Ingredients.— ½ a lb. of raw chicken or lean veal, ½ an oz. of pearl barley, ½ a pint of cold water, ½ a gill of cream, salt and pepper.
Method.—Shred the chicken-meat or veal finely or pass it through a mincing machine. Cover the barley with cold water, boil for 2 or 3 minutes, then strain. Replace the barley in the stewpan, add the prepared meat, water and a little salt, and cook as gently as possible from 1¾ to 2 hours. Strain, pound the meat and barley in a mortar until smooth, moistening it meanwhile with a little of the liquor in which it was cooked, and rub it through a fine sieve. Add the cream slightly whipped, season to taste, and either serve cold, or re-heat a little as required.
Time.—2½ hours. Average Cost, 9d., when veal is used.
3204.—BRAISED NECK OF LAMB.
Ingredients.—1 lb. of the best end neck of lamb, 1 carrot, ½ a turnip, 1 onion, 2 or 3 sprigs of parsley, ¾ of a pint of stock or water, salt and pepper.
Method.—Saw off the chine bone, saw the rib bones across, and remove the pieces at the thin end by means of a sharp knife. Trim off the skin and the greater part of the fat, and fold the part from which the bones were removed underneath to form a compact shape. Prepare the vegetables, cut them into thick slices, arrange them in a close layer at the bottom of a stewpan, and add the stock. Place the lamb on the top of the vegetables, cover with a buttered paper, put on the lid, and cook gently from 2 to 2½ hours. Crisp the outside in a quick oven, and serve with good gravy or brown sauce (see Gravies and Sauces).

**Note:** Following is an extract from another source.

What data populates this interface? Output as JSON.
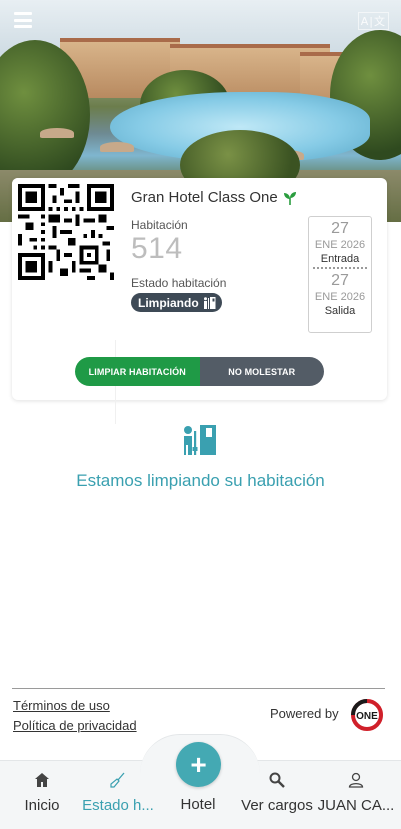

Time.—3 hours. Average Cost, 1s. 3d.
3205.—CALF'S FOOT, STEWED.
Ingredients.—1 calf's foot, 1 oz. of butter, 1 oz. of flour, ½ a gill of cream, 1 pint of water, 1 small onion sliced, 2 or 3 sprigs of parsley, 2 cloves, 1 small blade of mace, a little finely-chopped parsley.
Method.—Wash and blanch the foot; put it into the stewpan with the spices and vegetables, and stew gently for 3 hours, adding more water if much evaporation occurs. When done, remove the bones, cut the meat into neat pieces, and keep them hot in a little of the stock. Melt the butter in a stewpan, stir in the flour, strain in the stock, boil gently